[00:54:54] Howard Fuller: [laughs].

[00:54:54] Jed: Last question Howard. You’re 81 and you know our country is about 160 years from when slavery was still legal about 160 years, away from Emancipation Proclamation. Do you have any different vantage points, you having lived this long, “Hey, we’re only two Howard Fullers away from then.” or did you get some insight earlier in life that has given you a sense of historical bearings, all the way through? ‘Cause I think as I’m getting older, I’m realizing wait a second, things I thought were pretty far away, they weren’t that far away. They aren’t that far away. And it fills me with a greater sense of immediacy , I gotta make as much progress as I can. But what’s your take on that?

[00:55:49] Howard Fuller: Yeah, that’s a good point, Jed. I talk about it in the book. I talk about my mother and my grandmother, ’cause see, to me there’s like the historical figures that made me who I am today. I was at Cory Methodist Church when Malcolm X delivered the ballot and the bullet speech. I was sitting there, [laughs], right? Up in the balcony at Cory Methodist Church. That speech changed my life. And it also taught me a lesson about when I speak, that it’s important to realize that you never know who’s listening to you, and what impact your words may have on their life because it happened to me, right?

So Malcolm X was the historical figure that changed the way that I viewed the world. But the people who were the foundation for what I am today was my mother and my grandmother. And understanding what they went through in order for me to be on this video with you today, you know it’s all about my mother and my grandmother, [laughs]. It’s all about the sacrifices that they made to get me to this point.

So what I live with every day man, is I live with my mother and my grandmother, I live with what Malcolm X said, I live with what Bill Russell did, I live with what Ella Baker meant. I live with the fact that people died in order for people to vote. I live with the fact that people died so that you wouldn’t have to ride the back of the bus. And so for me Jed, these things are not like just history, they’re current in my reality. And so when people say to me, “Well, you know, like, you’re 81.” Well, yeah I am, but I actually don’t think a lot about it, [laughs], I just kinda get up and do what I have… What I can do on any given day”.

But what I do know is, for as long as I can like, breathe, for as long as I can like function, I have no right not to fight. I have no right not to get up and try to make a difference every single day, because of all of these people that I mentioned, and then because my mother and mt grandmother sacrificed so much for me to be at this point that I am today, that it would be sacrilegious for me not to fight.

And I understand that the nature of the fight is, there are gonna be all kinds of people who don’t agree with you, people don’t like you. I mean, that all comes with it, right? But I’m willing to like, take the weight for everything that I do. I’m willing to like, be held responsible for what I do, what I didn’t do and et cetera. I will never shirk from that. And it’s because of the Bill Russells, of the world.

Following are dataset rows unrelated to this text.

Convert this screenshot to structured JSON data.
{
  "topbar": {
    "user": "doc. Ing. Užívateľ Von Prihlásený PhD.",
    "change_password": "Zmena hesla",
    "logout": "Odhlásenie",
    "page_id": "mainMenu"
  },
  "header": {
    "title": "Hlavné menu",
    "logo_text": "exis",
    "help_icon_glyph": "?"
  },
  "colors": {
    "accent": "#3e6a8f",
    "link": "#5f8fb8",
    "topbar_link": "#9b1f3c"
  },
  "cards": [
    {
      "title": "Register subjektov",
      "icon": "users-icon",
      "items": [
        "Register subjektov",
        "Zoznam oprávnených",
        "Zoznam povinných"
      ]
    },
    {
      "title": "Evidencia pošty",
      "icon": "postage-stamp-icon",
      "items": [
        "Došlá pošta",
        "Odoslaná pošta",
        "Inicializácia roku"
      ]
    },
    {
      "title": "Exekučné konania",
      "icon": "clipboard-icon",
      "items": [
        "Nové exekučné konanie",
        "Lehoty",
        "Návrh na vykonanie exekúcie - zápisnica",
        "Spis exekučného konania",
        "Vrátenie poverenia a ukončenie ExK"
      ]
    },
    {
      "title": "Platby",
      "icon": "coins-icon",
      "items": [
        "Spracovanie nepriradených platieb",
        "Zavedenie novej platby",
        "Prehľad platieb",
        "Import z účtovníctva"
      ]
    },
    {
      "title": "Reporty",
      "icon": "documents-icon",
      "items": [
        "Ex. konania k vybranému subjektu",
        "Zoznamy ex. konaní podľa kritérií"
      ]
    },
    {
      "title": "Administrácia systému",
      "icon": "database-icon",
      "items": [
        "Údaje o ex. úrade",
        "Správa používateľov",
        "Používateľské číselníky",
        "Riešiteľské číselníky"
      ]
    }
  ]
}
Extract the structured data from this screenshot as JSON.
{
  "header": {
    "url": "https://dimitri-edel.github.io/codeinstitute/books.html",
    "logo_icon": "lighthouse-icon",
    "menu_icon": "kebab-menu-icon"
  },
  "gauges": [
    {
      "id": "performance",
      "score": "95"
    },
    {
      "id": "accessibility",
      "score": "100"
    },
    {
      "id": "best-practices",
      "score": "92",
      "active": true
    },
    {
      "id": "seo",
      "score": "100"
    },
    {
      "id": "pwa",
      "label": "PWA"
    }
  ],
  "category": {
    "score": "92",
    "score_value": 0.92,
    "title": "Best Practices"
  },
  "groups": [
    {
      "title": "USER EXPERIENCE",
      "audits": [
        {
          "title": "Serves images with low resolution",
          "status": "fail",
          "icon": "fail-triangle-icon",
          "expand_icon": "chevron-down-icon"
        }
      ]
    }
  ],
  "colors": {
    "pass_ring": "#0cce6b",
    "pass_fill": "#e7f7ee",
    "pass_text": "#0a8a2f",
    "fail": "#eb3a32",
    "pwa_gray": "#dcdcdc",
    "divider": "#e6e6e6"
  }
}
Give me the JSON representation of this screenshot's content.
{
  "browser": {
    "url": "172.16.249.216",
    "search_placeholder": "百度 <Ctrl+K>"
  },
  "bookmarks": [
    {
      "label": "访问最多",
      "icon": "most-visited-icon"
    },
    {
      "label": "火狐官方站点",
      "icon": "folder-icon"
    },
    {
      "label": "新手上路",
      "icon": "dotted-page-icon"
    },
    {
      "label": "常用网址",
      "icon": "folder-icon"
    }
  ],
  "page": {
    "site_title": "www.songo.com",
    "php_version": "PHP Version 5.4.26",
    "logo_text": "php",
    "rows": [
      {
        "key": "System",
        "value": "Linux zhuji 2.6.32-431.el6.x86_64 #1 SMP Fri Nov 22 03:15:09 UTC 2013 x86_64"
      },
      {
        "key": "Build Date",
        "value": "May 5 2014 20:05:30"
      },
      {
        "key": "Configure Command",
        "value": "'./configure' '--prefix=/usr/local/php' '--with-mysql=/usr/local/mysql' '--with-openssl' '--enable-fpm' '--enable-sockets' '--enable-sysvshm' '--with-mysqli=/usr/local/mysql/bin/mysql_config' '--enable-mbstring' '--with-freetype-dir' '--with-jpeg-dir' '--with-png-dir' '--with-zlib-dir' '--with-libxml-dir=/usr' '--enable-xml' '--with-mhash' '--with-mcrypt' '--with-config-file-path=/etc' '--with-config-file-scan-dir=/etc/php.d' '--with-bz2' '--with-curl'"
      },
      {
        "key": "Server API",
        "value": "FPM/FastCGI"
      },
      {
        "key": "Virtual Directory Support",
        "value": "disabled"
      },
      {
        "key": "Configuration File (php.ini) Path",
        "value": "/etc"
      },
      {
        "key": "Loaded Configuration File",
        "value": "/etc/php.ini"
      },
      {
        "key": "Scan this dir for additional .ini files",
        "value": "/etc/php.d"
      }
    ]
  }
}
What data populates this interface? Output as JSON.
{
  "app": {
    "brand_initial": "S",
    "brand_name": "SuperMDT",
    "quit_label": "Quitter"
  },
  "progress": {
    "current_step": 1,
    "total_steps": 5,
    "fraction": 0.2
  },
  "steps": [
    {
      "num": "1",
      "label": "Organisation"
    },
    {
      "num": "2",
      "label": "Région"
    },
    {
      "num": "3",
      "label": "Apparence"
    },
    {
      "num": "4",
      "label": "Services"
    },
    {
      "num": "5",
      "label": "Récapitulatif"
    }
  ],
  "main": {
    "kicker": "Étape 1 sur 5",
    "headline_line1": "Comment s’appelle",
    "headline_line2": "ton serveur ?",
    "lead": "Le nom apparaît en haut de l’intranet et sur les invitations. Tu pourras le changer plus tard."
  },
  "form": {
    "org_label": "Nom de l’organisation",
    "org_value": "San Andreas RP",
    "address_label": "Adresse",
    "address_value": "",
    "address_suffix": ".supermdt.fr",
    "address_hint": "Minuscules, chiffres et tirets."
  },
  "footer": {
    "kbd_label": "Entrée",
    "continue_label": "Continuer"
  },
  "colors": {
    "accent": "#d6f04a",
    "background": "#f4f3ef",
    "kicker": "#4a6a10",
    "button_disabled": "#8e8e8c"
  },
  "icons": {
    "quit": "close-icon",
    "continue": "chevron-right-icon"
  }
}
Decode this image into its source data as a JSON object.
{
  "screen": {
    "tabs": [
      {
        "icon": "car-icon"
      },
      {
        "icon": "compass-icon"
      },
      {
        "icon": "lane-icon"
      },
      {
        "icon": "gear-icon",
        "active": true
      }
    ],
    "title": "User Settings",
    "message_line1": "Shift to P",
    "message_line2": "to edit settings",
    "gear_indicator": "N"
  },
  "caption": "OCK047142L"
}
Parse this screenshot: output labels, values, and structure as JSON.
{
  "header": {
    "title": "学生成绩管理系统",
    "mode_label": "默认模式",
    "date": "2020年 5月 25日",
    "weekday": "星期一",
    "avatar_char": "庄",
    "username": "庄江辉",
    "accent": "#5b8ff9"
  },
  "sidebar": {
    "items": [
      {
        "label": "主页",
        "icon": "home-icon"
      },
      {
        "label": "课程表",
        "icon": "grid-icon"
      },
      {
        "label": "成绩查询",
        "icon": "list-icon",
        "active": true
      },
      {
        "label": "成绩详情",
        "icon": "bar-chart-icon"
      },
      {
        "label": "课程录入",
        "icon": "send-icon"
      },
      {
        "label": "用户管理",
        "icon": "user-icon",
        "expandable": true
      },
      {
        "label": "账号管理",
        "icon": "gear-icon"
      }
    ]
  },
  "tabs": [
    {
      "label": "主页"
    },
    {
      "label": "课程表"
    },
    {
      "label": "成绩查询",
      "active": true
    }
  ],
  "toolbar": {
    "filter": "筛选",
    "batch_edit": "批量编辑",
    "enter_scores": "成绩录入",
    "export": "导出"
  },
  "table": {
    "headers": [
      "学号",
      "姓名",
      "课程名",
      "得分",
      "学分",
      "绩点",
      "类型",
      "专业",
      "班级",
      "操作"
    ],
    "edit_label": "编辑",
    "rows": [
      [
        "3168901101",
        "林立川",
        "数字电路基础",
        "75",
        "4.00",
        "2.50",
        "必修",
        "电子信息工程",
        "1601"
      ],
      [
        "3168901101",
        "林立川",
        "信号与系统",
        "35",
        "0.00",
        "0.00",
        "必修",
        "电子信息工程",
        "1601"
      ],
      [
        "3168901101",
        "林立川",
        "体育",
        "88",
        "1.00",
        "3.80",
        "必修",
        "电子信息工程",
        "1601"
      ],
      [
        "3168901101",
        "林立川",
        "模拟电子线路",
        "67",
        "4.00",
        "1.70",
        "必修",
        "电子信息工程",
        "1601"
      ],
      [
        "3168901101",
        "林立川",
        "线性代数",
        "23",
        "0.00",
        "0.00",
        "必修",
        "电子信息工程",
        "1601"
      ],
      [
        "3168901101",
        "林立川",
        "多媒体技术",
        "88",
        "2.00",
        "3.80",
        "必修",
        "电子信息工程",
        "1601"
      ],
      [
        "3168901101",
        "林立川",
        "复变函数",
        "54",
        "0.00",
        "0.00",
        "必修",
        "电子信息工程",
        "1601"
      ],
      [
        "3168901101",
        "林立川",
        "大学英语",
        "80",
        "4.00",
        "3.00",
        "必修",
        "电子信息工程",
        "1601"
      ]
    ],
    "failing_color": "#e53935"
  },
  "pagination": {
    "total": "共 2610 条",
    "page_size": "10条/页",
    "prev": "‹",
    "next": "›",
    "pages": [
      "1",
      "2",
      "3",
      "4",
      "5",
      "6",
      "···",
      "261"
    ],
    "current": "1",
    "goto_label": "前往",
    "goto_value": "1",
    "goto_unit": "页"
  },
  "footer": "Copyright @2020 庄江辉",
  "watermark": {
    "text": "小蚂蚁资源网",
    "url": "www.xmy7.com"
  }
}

Because I feel so deeply about what people have done prior to me, right? I will never not have that be a part of who I am.

[00:59:23] Jed: Well, you just ooze a sense of groundedness in the historical struggle and the seriousness. And I think Howard, you really do create a kind of tether, a kind of anchor for our entire movement. So I cherish every moment that we have together and just constantly inspired by what you’re doing and the progress that you’re making at school and elsewhere. So on behalf of I know a lot of people who would just say, “At least say thank you to Howard.” just thank you for what you’re doing. Just keep going. I look forward to… Hey, if we do this every two years, I got at least 10, 15 more interviews, you know, but just keep going Howard, and thank you so much for spending time with us.

[01:00:11] Howard Fuller: Thanks, Jed. It’s been great man, I appreciate it. Have a great day.

[01:00:14] Jed: Okay. See you.

[01:00:15] Howard Fuller: All right.